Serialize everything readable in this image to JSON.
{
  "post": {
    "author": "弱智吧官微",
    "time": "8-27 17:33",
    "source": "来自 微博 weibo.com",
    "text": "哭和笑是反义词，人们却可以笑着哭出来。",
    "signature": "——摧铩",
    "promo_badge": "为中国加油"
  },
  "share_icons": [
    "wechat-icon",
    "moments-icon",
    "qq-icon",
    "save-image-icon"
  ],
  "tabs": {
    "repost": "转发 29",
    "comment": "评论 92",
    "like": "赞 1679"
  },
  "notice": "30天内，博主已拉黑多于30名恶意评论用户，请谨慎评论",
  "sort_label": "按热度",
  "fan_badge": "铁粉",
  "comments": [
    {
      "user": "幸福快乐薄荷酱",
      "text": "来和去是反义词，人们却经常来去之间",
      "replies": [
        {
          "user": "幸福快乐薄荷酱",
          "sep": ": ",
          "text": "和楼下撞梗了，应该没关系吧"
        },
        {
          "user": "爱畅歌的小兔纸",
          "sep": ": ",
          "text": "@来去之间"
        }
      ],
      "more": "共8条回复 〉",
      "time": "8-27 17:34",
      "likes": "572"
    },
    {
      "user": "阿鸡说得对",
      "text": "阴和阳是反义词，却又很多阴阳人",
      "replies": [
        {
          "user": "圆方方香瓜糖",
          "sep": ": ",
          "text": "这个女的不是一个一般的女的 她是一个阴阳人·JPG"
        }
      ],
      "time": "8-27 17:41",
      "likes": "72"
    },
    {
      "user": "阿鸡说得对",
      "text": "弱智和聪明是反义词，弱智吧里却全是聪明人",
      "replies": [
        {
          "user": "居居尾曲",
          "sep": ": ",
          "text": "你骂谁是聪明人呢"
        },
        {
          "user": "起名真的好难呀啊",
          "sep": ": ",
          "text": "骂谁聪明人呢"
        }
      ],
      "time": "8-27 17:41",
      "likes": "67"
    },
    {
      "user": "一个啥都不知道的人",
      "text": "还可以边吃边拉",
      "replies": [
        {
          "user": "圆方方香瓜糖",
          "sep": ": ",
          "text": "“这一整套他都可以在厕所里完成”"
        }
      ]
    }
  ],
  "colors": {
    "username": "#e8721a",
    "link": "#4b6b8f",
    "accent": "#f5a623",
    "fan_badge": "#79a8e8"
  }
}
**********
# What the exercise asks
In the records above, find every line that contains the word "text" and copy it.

# Response area
    "text": "哭和笑是反义词，人们却可以笑着哭出来。",
      "text": "来和去是反义词，人们却经常来去之间",
          "text": "和楼下撞梗了，应该没关系吧"
          "text": "@来去之间"
      "text": "阴和阳是反义词，却又很多阴阳人",
          "text": "这个女的不是一个一般的女的 她是一个阴阳人·JPG"
      "text": "弱智和聪明是反义词，弱智吧里却全是聪明人",
          "text": "你骂谁是聪明人呢"
          "text": "骂谁聪明人呢"
      "text": "还可以边吃边拉",
          "text": "“这一整套他都可以在厕所里完成”"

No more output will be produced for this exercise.